by Xinhua writer Jiang Li
BEIJING, Feb. 14 (Xinhua) -- As China is going all out to fight the novel coronavirus epidemic, it is sad to see that some are trying to use the human rights card to stigmatize the country's prevention and control measures.
Some human rights groups, like Amnesty International, smeared China's quarantine measures as "arbitrary detentions" that have kept people as "prisoners" in their homes.
It is true that Beijing has taken the most comprehensive, rigorous and thorough prevention and control measures, but only to contain the spread of the deadly virus.
Locking down a city like Wuhan that hosts a population of 11 million is in every way a tough decision to make. Thanks to the sacrifice of Wuhan people, the outbreak has been largely confined to Hubei Province, of which Wuhan is the capital.
For millions of responsible Chinese, they prefer to staying home, or in the rhetoric of those human rights groups, "imprisoning themselves," which is not only good for their own health, but also reduces risks for others.
There are people who don't understand this, including those human rights groups.

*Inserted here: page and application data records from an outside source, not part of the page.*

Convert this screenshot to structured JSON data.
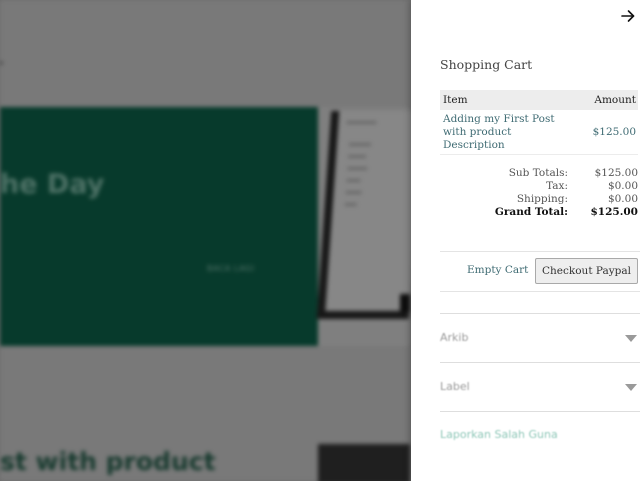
{
  "background": {
    "hero_title": "he Day",
    "hero_button": "BACA LAGI",
    "post_title": "st with product"
  },
  "drawer": {
    "close_icon": "arrow-right-icon",
    "title": "Shopping Cart",
    "table": {
      "headers": [
        "Item",
        "Amount"
      ],
      "items": [
        {
          "name": "Adding my First Post with product Description",
          "amount": "$125.00"
        }
      ]
    },
    "totals": [
      {
        "label": "Sub Totals:",
        "value": "$125.00"
      },
      {
        "label": "Tax:",
        "value": "$0.00"
      },
      {
        "label": "Shipping:",
        "value": "$0.00"
      },
      {
        "label": "Grand Total:",
        "value": "$125.00"
      }
    ],
    "empty_cart_label": "Empty Cart",
    "checkout_label": "Checkout Paypal",
    "accordion": [
      {
        "label": "Arkib",
        "chevron_icon": "chevron-down-icon"
      },
      {
        "label": "Label",
        "chevron_icon": "chevron-down-icon"
      }
    ],
    "report_link": "Laporkan Salah Guna"
  },
  "colors": {
    "hero_green": "#0e6a50",
    "link_teal": "#3f6b73",
    "overlay": "rgba(0,0,0,0.45)"
  }
}
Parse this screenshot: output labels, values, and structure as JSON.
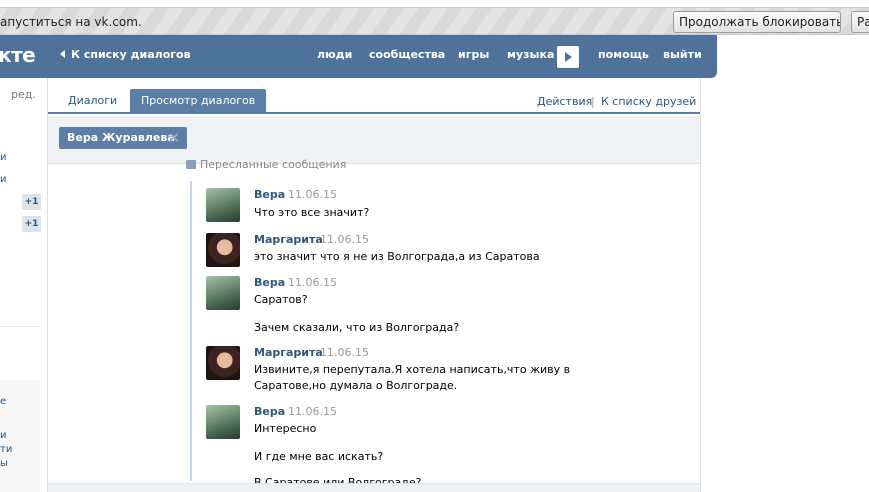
{
  "browser": {
    "infobar_message": "апуститься на vk.com.",
    "continue_blocking": "Продолжать блокировать",
    "second_button": "Ра"
  },
  "header": {
    "logo_fragment": "кте",
    "back_link": "К списку диалогов",
    "nav": [
      "люди",
      "сообщества",
      "игры",
      "музыка",
      "помощь",
      "выйти"
    ]
  },
  "sidebar": {
    "edit_label": "ред.",
    "fragments": [
      "и",
      "и"
    ],
    "badges": [
      "+1",
      "+1"
    ],
    "box_fragments": [
      "е",
      "и",
      "ти",
      "ы"
    ]
  },
  "tabs": {
    "dialogs": "Диалоги",
    "view_dialogs": "Просмотр диалогов",
    "actions": "Действия",
    "separator": "|",
    "to_friends": "К списку друзей"
  },
  "recipient": {
    "name": "Вера Журавлева",
    "close_icon": "×"
  },
  "forwarded_header": "Пересланные сообщения",
  "messages": [
    {
      "author": "Вера",
      "date": "11.06.15",
      "lines": [
        "Что это все значит?"
      ]
    },
    {
      "author": "Маргарита",
      "date": "11.06.15",
      "lines": [
        "это значит что я не из Волгограда,а из Саратова"
      ]
    },
    {
      "author": "Вера",
      "date": "11.06.15",
      "lines": [
        "Саратов?",
        "Зачем сказали, что из Волгограда?"
      ]
    },
    {
      "author": "Маргарита",
      "date": "11.06.15",
      "lines": [
        "Извините,я перепутала.Я хотела написать,что живу в",
        "Саратове,но думала о Волгограде."
      ]
    },
    {
      "author": "Вера",
      "date": "11.06.15",
      "lines": [
        "Интересно",
        "И где мне вас искать?",
        "В Саратове или Волгограде?"
      ]
    }
  ]
}
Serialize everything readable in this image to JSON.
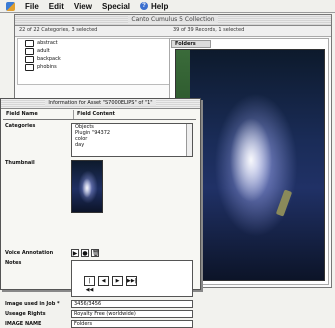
{
  "menubar": {
    "items": [
      "File",
      "Edit",
      "View",
      "Special",
      "Help"
    ]
  },
  "catalog_window": {
    "title": "Canto Cumulus 5 Collection",
    "category_status": "22 of 22 Categories, 3 selected",
    "record_status": "39 of 39 Records, 1 selected",
    "categories": [
      "abstract",
      "adult",
      "backpack",
      "phobins"
    ],
    "record_field_tab": "Folders"
  },
  "info_dialog": {
    "title": "Information for Asset \"S7000ELIPS\" of \"1\"",
    "headers": {
      "field_name": "Field Name",
      "field_content": "Field Content"
    },
    "fields": {
      "categories_label": "Categories",
      "categories_values": [
        "Objects",
        "Plugin \"94372",
        "color",
        "day"
      ],
      "thumbnail_label": "Thumbnail",
      "voice_annotation_label": "Voice Annotation",
      "notes_label": "Notes",
      "image_used_label": "Image used in Job *",
      "image_used_value": "3456/3456",
      "usage_rights_label": "Useage Rights",
      "usage_rights_value": "Royalty Free (worldwide)",
      "image_name_label": "IMAGE NAME",
      "image_name_value": "Folders"
    }
  },
  "navigation": {
    "first": "|◀◀",
    "prev": "◀",
    "next": "▶",
    "last": "▶▶|"
  }
}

To save lives of many more others, compulsory quarantine measures are nothing but necessary.
As a result of China's efforts, the epidemic has been effectively prevented from spreading to other countries, with infections outside China amounting to less than one percent of those inside China so far.
It is fair to say that China deserves credit for its quarantine measures, instead of slandering.
To ensure that those under self-quarantine can go on with their daily lives, local communities and authorities across China have ensured easy access to the delivery of groceries and other essentials at residents' doorsteps. Meanwhile, working from home has allowed people's work lives to function in a semi-normal fashion.
Meanwhile, to make sure that the general public, both at home and abroad, are informed on the epidemic, the Chinese government is also communicating in a highly transparent manner via means like daily press briefings attended by senior officials and medical experts, and sharing information with governments of other countries.
For quite a long time, some Western governments, rights groups and media outlets have gotten used to lecturing China over so-called human rights issues. They have from time to time tried to use human rights as an excuse to smear China.
However, such accusations at this critical time are even more irresponsible, and offend those in all corners of China who are working around the clock to save lives and try to end the epidemic as soon as possible.
Over the past four decades since its reform and opening-up, China has achieved tremendous progress in protecting and promoting human rights. This year, the country is going to complete the building of a moderately prosperous society in all respects, and eliminate extreme poverty within its borders. That goal, once achieved, will be a milestone in the world's history of the human rights cause. And even the current hardship will not delay the Chinese people's pursuit of a better life.
As of now, the epidemic is still raging, affecting the lives of many. Those prejudiced people should take off their colored lenses and switch to a more objective and truth-based perspective on China's efforts.